Despite the high frequency with which truncal acne accompanies facial acne, patients with truncal acne have fewer effective topical treatments. An investigator-initiated pilot study shows that azelaic acid (AzA) 15 percent foam could provide an appropriate off-label option.1
Azelaic acid foam 15 percent is FDA-approved for rosacea. “On the other hand, azelaic acid 15 percent gel is approved for both rosacea and acne in Europe. And azelaic acid 20 percent cream is approved in the United States for acne,” said Leon H. Kircik, M.D., of Indiana University School of Medicine in Indianapolis.
Because there is a foam formulation of azelaic acid, said Dr. Kircik, “I thought it would be prudent to see if it works for acne on the chest and back because foam is good for large body surface areas.”
The difficulty of covering large areas with previous topical vehicles generally left clinicians treating truncal acne to rely on oral therapies because they are assumed to provide greater efficacy, he said.
“While this line of reasoning may hold up with the use of standard creams and gels, it is challenged with the advent of foam formulations,” Dr. Kircik and colleagues wrote in a June 2017 issue of the Journal of Drugs in Dermatology.

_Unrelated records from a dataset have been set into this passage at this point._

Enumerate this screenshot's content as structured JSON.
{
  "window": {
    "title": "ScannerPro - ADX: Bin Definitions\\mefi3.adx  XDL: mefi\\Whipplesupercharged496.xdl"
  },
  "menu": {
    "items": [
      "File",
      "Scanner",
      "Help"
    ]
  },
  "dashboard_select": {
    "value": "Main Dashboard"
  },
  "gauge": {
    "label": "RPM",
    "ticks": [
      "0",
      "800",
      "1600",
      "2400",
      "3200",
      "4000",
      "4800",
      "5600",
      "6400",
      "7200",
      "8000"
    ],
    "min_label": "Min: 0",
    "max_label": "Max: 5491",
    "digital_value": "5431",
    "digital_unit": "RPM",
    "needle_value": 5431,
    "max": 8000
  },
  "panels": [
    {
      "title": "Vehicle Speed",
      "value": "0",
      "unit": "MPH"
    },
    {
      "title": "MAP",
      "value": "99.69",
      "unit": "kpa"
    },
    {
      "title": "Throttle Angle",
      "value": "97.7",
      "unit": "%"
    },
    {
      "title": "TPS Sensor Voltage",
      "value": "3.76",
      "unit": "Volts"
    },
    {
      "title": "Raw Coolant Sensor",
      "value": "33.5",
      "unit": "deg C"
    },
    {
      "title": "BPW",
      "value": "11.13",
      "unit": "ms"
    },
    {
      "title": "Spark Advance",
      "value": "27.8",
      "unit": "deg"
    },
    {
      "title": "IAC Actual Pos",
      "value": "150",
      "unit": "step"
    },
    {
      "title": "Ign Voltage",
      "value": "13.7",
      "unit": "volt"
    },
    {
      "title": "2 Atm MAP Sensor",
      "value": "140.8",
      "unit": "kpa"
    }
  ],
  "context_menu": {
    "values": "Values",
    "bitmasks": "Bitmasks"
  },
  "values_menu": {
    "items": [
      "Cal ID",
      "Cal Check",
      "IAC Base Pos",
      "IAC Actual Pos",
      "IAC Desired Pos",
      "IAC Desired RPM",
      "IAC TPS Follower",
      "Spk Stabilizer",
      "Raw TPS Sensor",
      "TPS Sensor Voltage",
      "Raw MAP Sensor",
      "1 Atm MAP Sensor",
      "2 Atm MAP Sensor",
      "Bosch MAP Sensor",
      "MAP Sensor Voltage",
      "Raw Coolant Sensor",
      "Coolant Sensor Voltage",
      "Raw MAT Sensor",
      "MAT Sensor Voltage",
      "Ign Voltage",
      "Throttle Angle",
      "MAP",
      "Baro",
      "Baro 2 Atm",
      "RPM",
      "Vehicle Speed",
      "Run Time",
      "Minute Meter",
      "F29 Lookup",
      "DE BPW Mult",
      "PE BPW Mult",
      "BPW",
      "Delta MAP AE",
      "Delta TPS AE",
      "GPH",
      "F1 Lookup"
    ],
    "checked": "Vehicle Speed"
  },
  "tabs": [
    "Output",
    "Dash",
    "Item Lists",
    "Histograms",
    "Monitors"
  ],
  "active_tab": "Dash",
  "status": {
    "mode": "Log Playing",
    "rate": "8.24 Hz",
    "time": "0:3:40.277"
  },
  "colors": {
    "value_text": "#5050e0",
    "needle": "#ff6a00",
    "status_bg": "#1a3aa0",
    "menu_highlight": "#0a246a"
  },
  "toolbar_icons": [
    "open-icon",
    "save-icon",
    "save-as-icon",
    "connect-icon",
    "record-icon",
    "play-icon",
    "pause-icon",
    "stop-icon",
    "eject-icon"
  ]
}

Acne experts believe that the rapid dispersal and enhanced percutaneous absorption of the new azelaic acid foam formulation versus other vehicle types will improve its pharmacological activity.2Full Article